Figure 17: The relationship between the relative value of the zero group of metallic iron particles and the rate of sedimentation. No is the number of the samples where the particles of metallic iron are not detected (absent); N is the total number of the measured samples in a given interval of constant rate of sedimentation; M.y. is the time interval of constant rate of sedimentation in million years. The intervals with a significant contribution of redeposition are shown by the open circles. Logarithmic scale.
Firstly, the main methodical result noted: the use of TMA to 800°C in combination with MPA allow for faster and easily obtain a quantitative evaluation of the content and composition of metallic iron particles in the sediments. Today thermomagnetic analysis is the only simple method to quantify the presence and distribution in sediments the magnetic particles including iron of extraterrestrial origin with high sensitivity, without destruction, crushing the sample and extract from it the magnetic fraction.
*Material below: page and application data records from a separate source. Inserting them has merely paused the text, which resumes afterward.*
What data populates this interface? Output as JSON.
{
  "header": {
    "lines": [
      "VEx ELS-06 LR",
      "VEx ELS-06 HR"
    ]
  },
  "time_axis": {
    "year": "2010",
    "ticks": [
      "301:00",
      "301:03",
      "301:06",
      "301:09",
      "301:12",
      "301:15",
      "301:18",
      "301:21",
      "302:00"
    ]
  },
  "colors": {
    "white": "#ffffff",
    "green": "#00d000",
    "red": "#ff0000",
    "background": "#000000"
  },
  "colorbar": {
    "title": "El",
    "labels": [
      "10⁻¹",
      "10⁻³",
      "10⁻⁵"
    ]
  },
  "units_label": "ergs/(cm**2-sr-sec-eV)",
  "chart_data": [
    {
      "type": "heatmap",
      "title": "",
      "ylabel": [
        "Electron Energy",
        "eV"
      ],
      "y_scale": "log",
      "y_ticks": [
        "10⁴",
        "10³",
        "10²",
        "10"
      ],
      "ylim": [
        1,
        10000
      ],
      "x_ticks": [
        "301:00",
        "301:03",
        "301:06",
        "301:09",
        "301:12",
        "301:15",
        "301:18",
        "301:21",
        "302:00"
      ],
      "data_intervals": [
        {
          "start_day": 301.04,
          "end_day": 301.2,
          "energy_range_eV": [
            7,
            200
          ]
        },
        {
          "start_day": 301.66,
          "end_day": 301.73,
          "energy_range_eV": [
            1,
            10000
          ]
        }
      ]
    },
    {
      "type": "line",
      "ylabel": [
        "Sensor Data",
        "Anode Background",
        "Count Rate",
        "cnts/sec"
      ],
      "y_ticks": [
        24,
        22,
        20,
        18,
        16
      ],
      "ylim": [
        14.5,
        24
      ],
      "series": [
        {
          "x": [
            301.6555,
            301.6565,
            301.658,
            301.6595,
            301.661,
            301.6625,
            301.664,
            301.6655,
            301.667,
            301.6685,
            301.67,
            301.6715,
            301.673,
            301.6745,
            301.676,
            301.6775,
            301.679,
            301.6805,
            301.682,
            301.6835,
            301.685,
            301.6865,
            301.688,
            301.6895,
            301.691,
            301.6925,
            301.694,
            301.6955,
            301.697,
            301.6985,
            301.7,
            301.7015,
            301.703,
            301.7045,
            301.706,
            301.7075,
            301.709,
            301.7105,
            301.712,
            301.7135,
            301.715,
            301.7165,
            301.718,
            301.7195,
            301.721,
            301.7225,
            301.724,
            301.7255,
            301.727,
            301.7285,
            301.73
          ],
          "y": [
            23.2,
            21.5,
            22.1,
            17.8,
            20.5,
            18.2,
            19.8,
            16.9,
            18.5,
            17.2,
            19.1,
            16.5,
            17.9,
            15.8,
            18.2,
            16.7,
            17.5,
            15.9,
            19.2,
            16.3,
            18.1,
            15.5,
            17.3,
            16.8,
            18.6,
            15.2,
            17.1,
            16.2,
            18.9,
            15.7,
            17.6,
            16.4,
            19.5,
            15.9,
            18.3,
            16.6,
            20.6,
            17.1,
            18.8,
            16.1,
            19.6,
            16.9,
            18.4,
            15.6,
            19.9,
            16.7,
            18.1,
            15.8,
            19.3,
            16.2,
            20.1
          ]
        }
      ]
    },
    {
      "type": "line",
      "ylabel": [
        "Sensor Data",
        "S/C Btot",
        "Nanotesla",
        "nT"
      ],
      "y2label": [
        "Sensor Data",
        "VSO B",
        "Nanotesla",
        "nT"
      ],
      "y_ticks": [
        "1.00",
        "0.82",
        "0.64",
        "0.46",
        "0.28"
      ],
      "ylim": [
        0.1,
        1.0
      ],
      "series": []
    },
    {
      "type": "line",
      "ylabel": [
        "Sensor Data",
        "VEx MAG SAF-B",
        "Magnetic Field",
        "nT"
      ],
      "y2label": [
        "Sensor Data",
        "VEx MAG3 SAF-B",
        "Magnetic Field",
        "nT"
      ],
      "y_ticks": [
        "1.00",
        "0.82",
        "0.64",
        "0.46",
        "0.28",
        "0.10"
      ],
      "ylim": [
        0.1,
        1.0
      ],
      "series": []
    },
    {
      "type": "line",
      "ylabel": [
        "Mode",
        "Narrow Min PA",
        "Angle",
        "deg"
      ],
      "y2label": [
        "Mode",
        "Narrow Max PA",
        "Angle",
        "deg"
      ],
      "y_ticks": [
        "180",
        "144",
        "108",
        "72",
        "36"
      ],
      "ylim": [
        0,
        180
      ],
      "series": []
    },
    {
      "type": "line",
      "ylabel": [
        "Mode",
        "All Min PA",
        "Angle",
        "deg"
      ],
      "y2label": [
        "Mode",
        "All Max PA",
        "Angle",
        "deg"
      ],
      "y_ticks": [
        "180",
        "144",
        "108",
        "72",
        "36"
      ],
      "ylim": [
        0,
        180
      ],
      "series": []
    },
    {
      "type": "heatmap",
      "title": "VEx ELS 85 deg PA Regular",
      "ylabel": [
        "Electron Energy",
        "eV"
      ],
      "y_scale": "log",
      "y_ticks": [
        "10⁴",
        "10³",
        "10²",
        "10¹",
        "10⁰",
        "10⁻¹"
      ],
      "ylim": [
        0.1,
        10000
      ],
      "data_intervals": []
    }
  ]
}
Secondly, we note the main result-the justification of extraterrestrial origin metallic iron particles in terrestrial sediments. It is the system of evidences: 1) Widespread (global) distribution of particles, 2) Bimodal particle content distribution with the obligatory distinct zero mode; 3) Lack of correlation between particles concentrations of iron and earth minerals as magnetite; 4) Three independent groups of metallic iron are identified by the content of nickel impurities: pure iron, iron with an admixture of nickel (kamacite), and Fe-Ni alloy; 5) Iron particle size is limited to 100 μm; 6) An inverse relationship between the concentration of iron particles and sedimentation rate. The totality of these factors clearly indicates the extraterrestrial nature of metallic iron particles.